The decision to remove the El Paso school board — one of the most severe sanctions a district can receive — came after former Superintendent Lorenzo Garcia pleaded guilty in June to devising a scheme to keep hundreds of low-performing sophomores from taking the Texas Assessment of Knowledge and Skills test. Some students were held back in the ninth grade, while others were told to drop out before the 10th grade accountability tests. Before the removal of the board, the district had already been put on probation by the state.
The move allowed the district to look like they were performing better than expectated, something that resulted in more than $56,000 of additional performance bonuses for Garcia. In October he was sentenced to more than three years in prison for the crime.
Members of the ousted board are not going quietly. The president Isela Castanon-Williams, said that the board is looking at its legal options to overturn the decision by the TEA to replace the trustees with appointees. She added that the DOJ’s approval of the switch sets a very bad precedent and could ricochet in the future on school districts all around Texas and the country.
Three of the school board’s seven seats are up for election on May 11; a fourth seat has a candidate who is uncontested. The other three ousted members are about halfway through their four-year terms.

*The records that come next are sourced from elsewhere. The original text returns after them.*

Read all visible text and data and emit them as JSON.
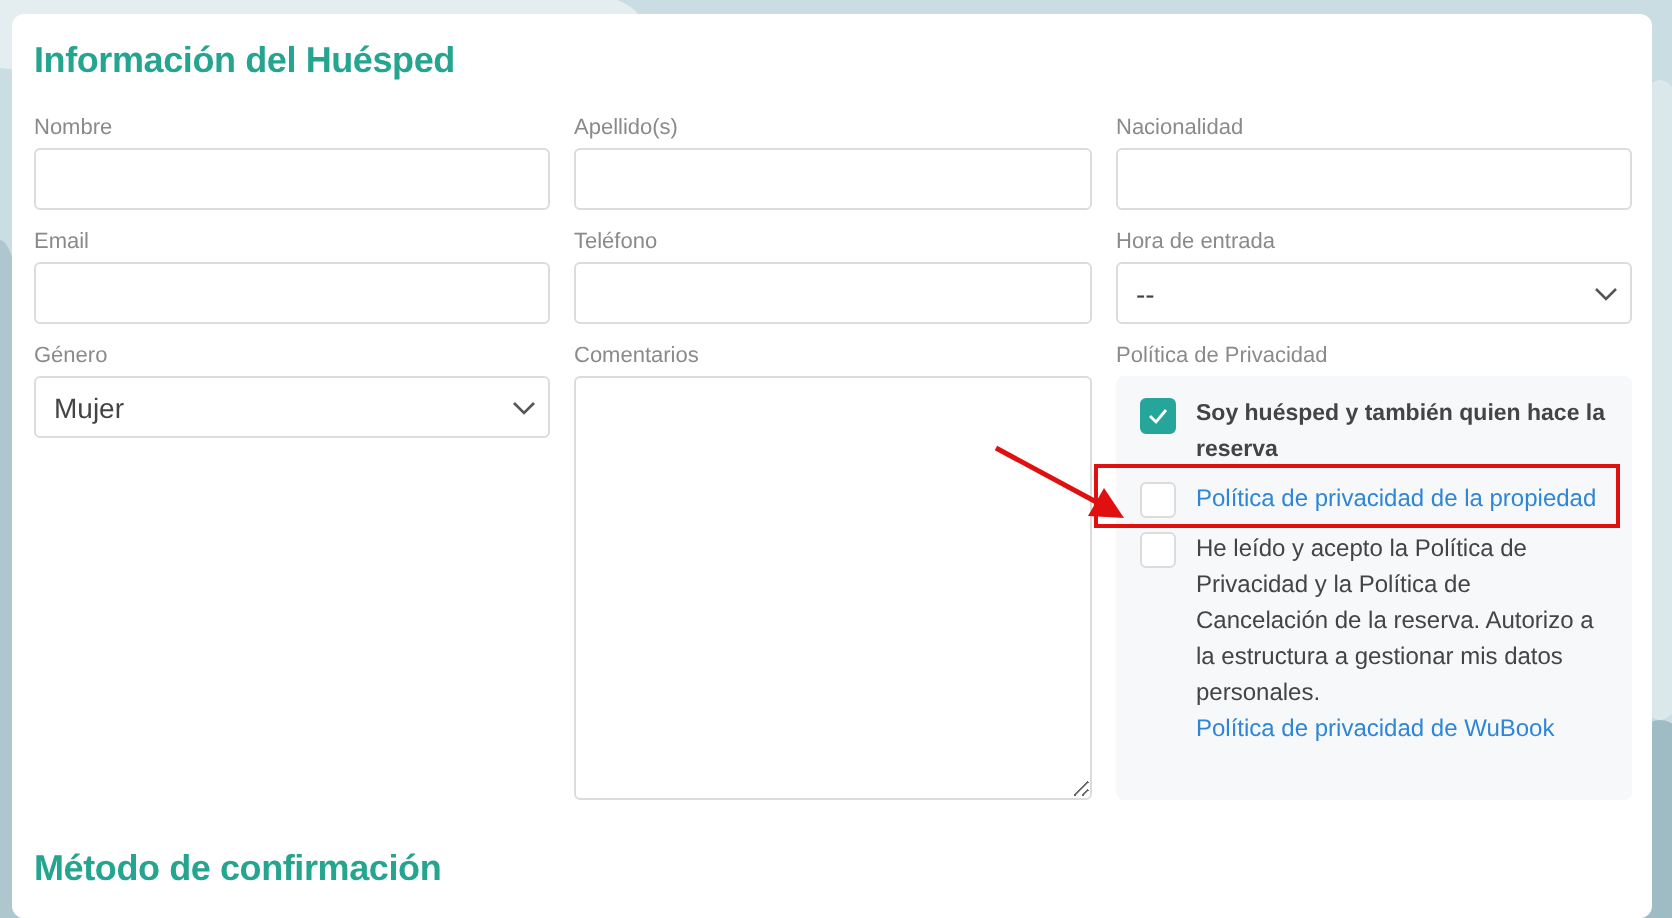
{
  "section_title": "Información del Huésped",
  "fields": [
    {
      "kind": "input",
      "label": "Nombre"
    },
    {
      "kind": "input",
      "label": "Apellido(s)"
    },
    {
      "kind": "input",
      "label": "Nacionalidad"
    },
    {
      "kind": "input",
      "label": "Email"
    },
    {
      "kind": "input",
      "label": "Teléfono"
    },
    {
      "kind": "select",
      "label": "Hora de entrada",
      "value": "--"
    },
    {
      "kind": "select",
      "label": "Género",
      "value": "Mujer"
    },
    {
      "kind": "textarea",
      "label": "Comentarios"
    }
  ],
  "privacy": {
    "label": "Política de Privacidad",
    "items": [
      {
        "checked": true,
        "bold": true,
        "text": "Soy huésped y también quien hace la reserva"
      },
      {
        "checked": false,
        "bold": false,
        "link": "Política de privacidad de la propiedad"
      },
      {
        "checked": false,
        "bold": false,
        "text": "He leído y acepto la Política de Privacidad y la Política de Cancelación de la reserva. Autorizo a la estructura a gestionar mis datos personales.",
        "link": "Política de privacidad de WuBook"
      }
    ]
  },
  "next_section_title": "Método de confirmación"
}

TEA said elections will continue to be held to ensure an elected school board is in place to resume management of the district once the temporary managers leave. TEA has not said how long the temporary managers will serve, though they can run the district for up to two years.